Requirement:
In the copy, include every record below exactly as it appears, but no pictures.

[App and web page records]
■ ■ ■ ■ ■

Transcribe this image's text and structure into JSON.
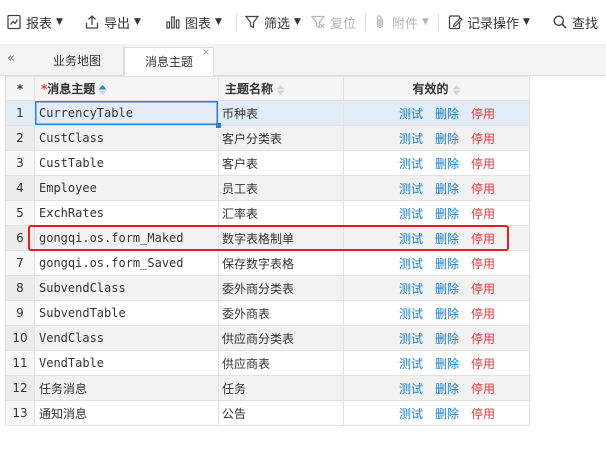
{
  "toolbar": {
    "items": [
      {
        "label": "报表",
        "icon": "report-icon",
        "has_caret": true,
        "disabled": false
      },
      {
        "label": "导出",
        "icon": "export-icon",
        "has_caret": true,
        "disabled": false
      },
      {
        "label": "图表",
        "icon": "chart-icon",
        "has_caret": true,
        "disabled": false
      },
      {
        "label": "筛选",
        "icon": "filter-icon",
        "has_caret": true,
        "disabled": false
      },
      {
        "label": "复位",
        "icon": "reset-filter-icon",
        "has_caret": false,
        "disabled": true
      },
      {
        "label": "附件",
        "icon": "attachment-icon",
        "has_caret": true,
        "disabled": true
      },
      {
        "label": "记录操作",
        "icon": "record-operation-icon",
        "has_caret": true,
        "disabled": false
      },
      {
        "label": "查找",
        "icon": "search-icon",
        "has_caret": false,
        "disabled": false
      }
    ]
  },
  "tabs": [
    {
      "label": "业务地图",
      "active": false
    },
    {
      "label": "消息主题",
      "active": true
    }
  ],
  "tab_close_glyph": "×",
  "collapse_glyph": "«",
  "grid": {
    "corner": "*",
    "columns": {
      "topic": {
        "required_mark": "*",
        "label": "消息主题"
      },
      "name": {
        "label": "主题名称"
      },
      "valid": {
        "label": "有效的"
      }
    },
    "actions": {
      "test": "测试",
      "delete": "删除",
      "disable": "停用"
    },
    "rows": [
      {
        "index": "1",
        "topic": "CurrencyTable",
        "name": "币种表"
      },
      {
        "index": "2",
        "topic": "CustClass",
        "name": "客户分类表"
      },
      {
        "index": "3",
        "topic": "CustTable",
        "name": "客户表"
      },
      {
        "index": "4",
        "topic": "Employee",
        "name": "员工表"
      },
      {
        "index": "5",
        "topic": "ExchRates",
        "name": "汇率表"
      },
      {
        "index": "6",
        "topic": "gongqi.os.form_Maked",
        "name": "数字表格制单"
      },
      {
        "index": "7",
        "topic": "gongqi.os.form_Saved",
        "name": "保存数字表格"
      },
      {
        "index": "8",
        "topic": "SubvendClass",
        "name": "委外商分类表"
      },
      {
        "index": "9",
        "topic": "SubvendTable",
        "name": "委外商表"
      },
      {
        "index": "10",
        "topic": "VendClass",
        "name": "供应商分类表"
      },
      {
        "index": "11",
        "topic": "VendTable",
        "name": "供应商表"
      },
      {
        "index": "12",
        "topic": "任务消息",
        "name": "任务"
      },
      {
        "index": "13",
        "topic": "通知消息",
        "name": "公告"
      }
    ]
  },
  "colors": {
    "accent": "#1a7fc8",
    "danger": "#e4393c",
    "highlight_box": "#e02020",
    "selection": "#e1ecf7"
  }
}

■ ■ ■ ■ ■

Result of this exercise:
Transcribe this image's text and structure into JSON.
{
  "toolbar": {
    "items": [
      {
        "label": "报表",
        "icon": "report-icon",
        "has_caret": true,
        "disabled": false
      },
      {
        "label": "导出",
        "icon": "export-icon",
        "has_caret": true,
        "disabled": false
      },
      {
        "label": "图表",
        "icon": "chart-icon",
        "has_caret": true,
        "disabled": false
      },
      {
        "label": "筛选",
        "icon": "filter-icon",
        "has_caret": true,
        "disabled": false
      },
      {
        "label": "复位",
        "icon": "reset-filter-icon",
        "has_caret": false,
        "disabled": true
      },
      {
        "label": "附件",
        "icon": "attachment-icon",
        "has_caret": true,
        "disabled": true
      },
      {
        "label": "记录操作",
        "icon": "record-operation-icon",
        "has_caret": true,
        "disabled": false
      },
      {
        "label": "查找",
        "icon": "search-icon",
        "has_caret": false,
        "disabled": false
      }
    ]
  },
  "tabs": [
    {
      "label": "业务地图",
      "active": false
    },
    {
      "label": "消息主题",
      "active": true
    }
  ],
  "tab_close_glyph": "×",
  "collapse_glyph": "«",
  "grid": {
    "corner": "*",
    "columns": {
      "topic": {
        "required_mark": "*",
        "label": "消息主题"
      },
      "name": {
        "label": "主题名称"
      },
      "valid": {
        "label": "有效的"
      }
    },
    "actions": {
      "test": "测试",
      "delete": "删除",
      "disable": "停用"
    },
    "rows": [
      {
        "index": "1",
        "topic": "CurrencyTable",
        "name": "币种表"
      },
      {
        "index": "2",
        "topic": "CustClass",
        "name": "客户分类表"
      },
      {
        "index": "3",
        "topic": "CustTable",
        "name": "客户表"
      },
      {
        "index": "4",
        "topic": "Employee",
        "name": "员工表"
      },
      {
        "index": "5",
        "topic": "ExchRates",
        "name": "汇率表"
      },
      {
        "index": "6",
        "topic": "gongqi.os.form_Maked",
        "name": "数字表格制单"
      },
      {
        "index": "7",
        "topic": "gongqi.os.form_Saved",
        "name": "保存数字表格"
      },
      {
        "index": "8",
        "topic": "SubvendClass",
        "name": "委外商分类表"
      },
      {
        "index": "9",
        "topic": "SubvendTable",
        "name": "委外商表"
      },
      {
        "index": "10",
        "topic": "VendClass",
        "name": "供应商分类表"
      },
      {
        "index": "11",
        "topic": "VendTable",
        "name": "供应商表"
      },
      {
        "index": "12",
        "topic": "任务消息",
        "name": "任务"
      },
      {
        "index": "13",
        "topic": "通知消息",
        "name": "公告"
      }
    ]
  },
  "colors": {
    "accent": "#1a7fc8",
    "danger": "#e4393c",
    "highlight_box": "#e02020",
    "selection": "#e1ecf7"
  }
}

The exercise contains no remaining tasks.